═══ Data records ═══

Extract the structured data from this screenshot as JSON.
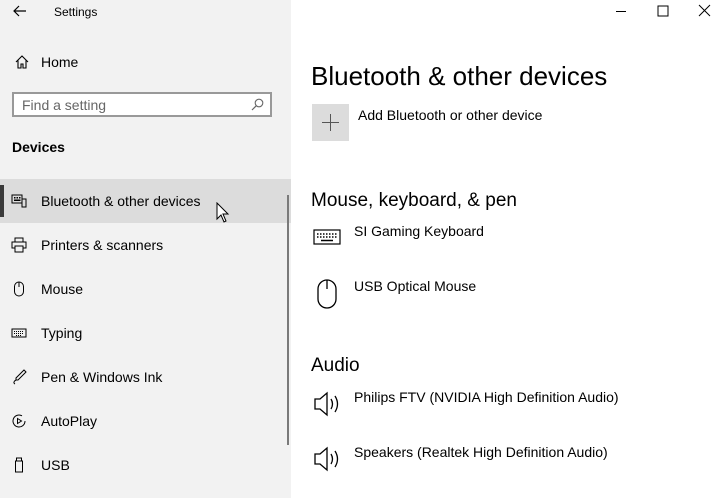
{
  "window": {
    "title": "Settings"
  },
  "sidebar": {
    "home_label": "Home",
    "search_placeholder": "Find a setting",
    "section_title": "Devices",
    "items": [
      {
        "label": "Bluetooth & other devices",
        "icon": "bluetooth-devices-icon",
        "selected": true
      },
      {
        "label": "Printers & scanners",
        "icon": "printer-icon",
        "selected": false
      },
      {
        "label": "Mouse",
        "icon": "mouse-icon",
        "selected": false
      },
      {
        "label": "Typing",
        "icon": "keyboard-icon",
        "selected": false
      },
      {
        "label": "Pen & Windows Ink",
        "icon": "pen-icon",
        "selected": false
      },
      {
        "label": "AutoPlay",
        "icon": "autoplay-icon",
        "selected": false
      },
      {
        "label": "USB",
        "icon": "usb-icon",
        "selected": false
      }
    ]
  },
  "main": {
    "title": "Bluetooth & other devices",
    "add_device_label": "Add Bluetooth or other device",
    "groups": [
      {
        "title": "Mouse, keyboard, & pen",
        "devices": [
          {
            "name": "SI Gaming Keyboard",
            "icon": "keyboard-icon"
          },
          {
            "name": "USB Optical Mouse",
            "icon": "mouse-icon"
          }
        ]
      },
      {
        "title": "Audio",
        "devices": [
          {
            "name": "Philips FTV (NVIDIA High Definition Audio)",
            "icon": "speaker-icon"
          },
          {
            "name": "Speakers (Realtek High Definition Audio)",
            "icon": "speaker-icon"
          }
        ]
      }
    ]
  },
  "colors": {
    "sidebar_bg": "#f2f2f2",
    "selected_bg": "#dcdcdc",
    "add_button_bg": "#dcdcdc"
  }
}
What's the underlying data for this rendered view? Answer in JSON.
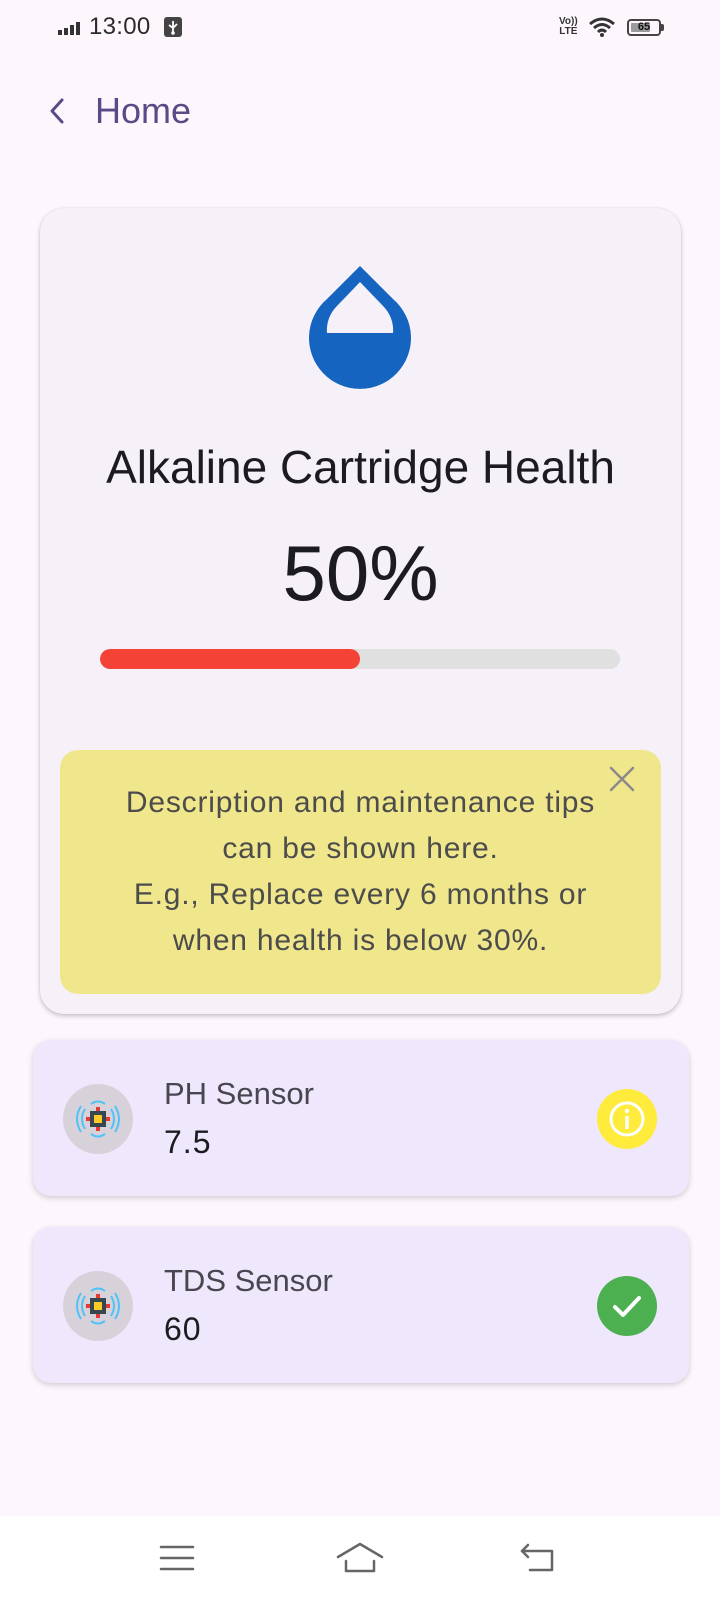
{
  "status_bar": {
    "time": "13:00",
    "battery_level": "65",
    "volte_line1": "Vo))",
    "volte_line2": "LTE",
    "icons": [
      "signal-icon",
      "usb-debug-icon",
      "volte-icon",
      "wifi-icon",
      "battery-icon"
    ]
  },
  "header": {
    "back_icon": "chevron-left-icon",
    "title": "Home"
  },
  "cartridge": {
    "icon": "water-drop-icon",
    "title": "Alkaline Cartridge Health",
    "health_text": "50%",
    "health_fraction": 0.5,
    "progress_color": "#f44336",
    "tips_lines": [
      "Description and maintenance tips",
      "can be shown here.",
      "E.g., Replace every 6 months or",
      "when health is below 30%."
    ],
    "tips_background": "#f0e68c",
    "close_icon": "close-icon"
  },
  "sensors": [
    {
      "name": "PH Sensor",
      "value": "7.5",
      "icon": "sensor-chip-icon",
      "status_icon": "info-icon",
      "status_color": "#ffeb3b"
    },
    {
      "name": "TDS Sensor",
      "value": "60",
      "icon": "sensor-chip-icon",
      "status_icon": "check-icon",
      "status_color": "#4caf50"
    }
  ],
  "nav_bar": {
    "items": [
      "menu-icon",
      "home-icon",
      "back-icon"
    ]
  },
  "colors": {
    "accent": "#5a4a86",
    "drop_blue": "#1565c0",
    "background": "#fdf7fd"
  }
}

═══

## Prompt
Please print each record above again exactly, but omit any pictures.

## Solution to this problem
Extract the structured data from this screenshot as JSON.
{
  "window": {
    "title": "Settings"
  },
  "sidebar": {
    "home_label": "Home",
    "search_placeholder": "Find a setting",
    "section_title": "Devices",
    "items": [
      {
        "label": "Bluetooth & other devices",
        "icon": "bluetooth-devices-icon",
        "selected": true
      },
      {
        "label": "Printers & scanners",
        "icon": "printer-icon",
        "selected": false
      },
      {
        "label": "Mouse",
        "icon": "mouse-icon",
        "selected": false
      },
      {
        "label": "Typing",
        "icon": "keyboard-icon",
        "selected": false
      },
      {
        "label": "Pen & Windows Ink",
        "icon": "pen-icon",
        "selected": false
      },
      {
        "label": "AutoPlay",
        "icon": "autoplay-icon",
        "selected": false
      },
      {
        "label": "USB",
        "icon": "usb-icon",
        "selected": false
      }
    ]
  },
  "main": {
    "title": "Bluetooth & other devices",
    "add_device_label": "Add Bluetooth or other device",
    "groups": [
      {
        "title": "Mouse, keyboard, & pen",
        "devices": [
          {
            "name": "SI Gaming Keyboard",
            "icon": "keyboard-icon"
          },
          {
            "name": "USB Optical Mouse",
            "icon": "mouse-icon"
          }
        ]
      },
      {
        "title": "Audio",
        "devices": [
          {
            "name": "Philips FTV (NVIDIA High Definition Audio)",
            "icon": "speaker-icon"
          },
          {
            "name": "Speakers (Realtek High Definition Audio)",
            "icon": "speaker-icon"
          }
        ]
      }
    ]
  },
  "colors": {
    "sidebar_bg": "#f2f2f2",
    "selected_bg": "#dcdcdc",
    "add_button_bg": "#dcdcdc"
  }
}
What's the underlying data for this rendered view? Answer in JSON.
{
  "status_bar": {
    "time": "13:00",
    "battery_level": "65",
    "volte_line1": "Vo))",
    "volte_line2": "LTE",
    "icons": [
      "signal-icon",
      "usb-debug-icon",
      "volte-icon",
      "wifi-icon",
      "battery-icon"
    ]
  },
  "header": {
    "back_icon": "chevron-left-icon",
    "title": "Home"
  },
  "cartridge": {
    "icon": "water-drop-icon",
    "title": "Alkaline Cartridge Health",
    "health_text": "50%",
    "health_fraction": 0.5,
    "progress_color": "#f44336",
    "tips_lines": [
      "Description and maintenance tips",
      "can be shown here.",
      "E.g., Replace every 6 months or",
      "when health is below 30%."
    ],
    "tips_background": "#f0e68c",
    "close_icon": "close-icon"
  },
  "sensors": [
    {
      "name": "PH Sensor",
      "value": "7.5",
      "icon": "sensor-chip-icon",
      "status_icon": "info-icon",
      "status_color": "#ffeb3b"
    },
    {
      "name": "TDS Sensor",
      "value": "60",
      "icon": "sensor-chip-icon",
      "status_icon": "check-icon",
      "status_color": "#4caf50"
    }
  ],
  "nav_bar": {
    "items": [
      "menu-icon",
      "home-icon",
      "back-icon"
    ]
  },
  "colors": {
    "accent": "#5a4a86",
    "drop_blue": "#1565c0",
    "background": "#fdf7fd"
  }
}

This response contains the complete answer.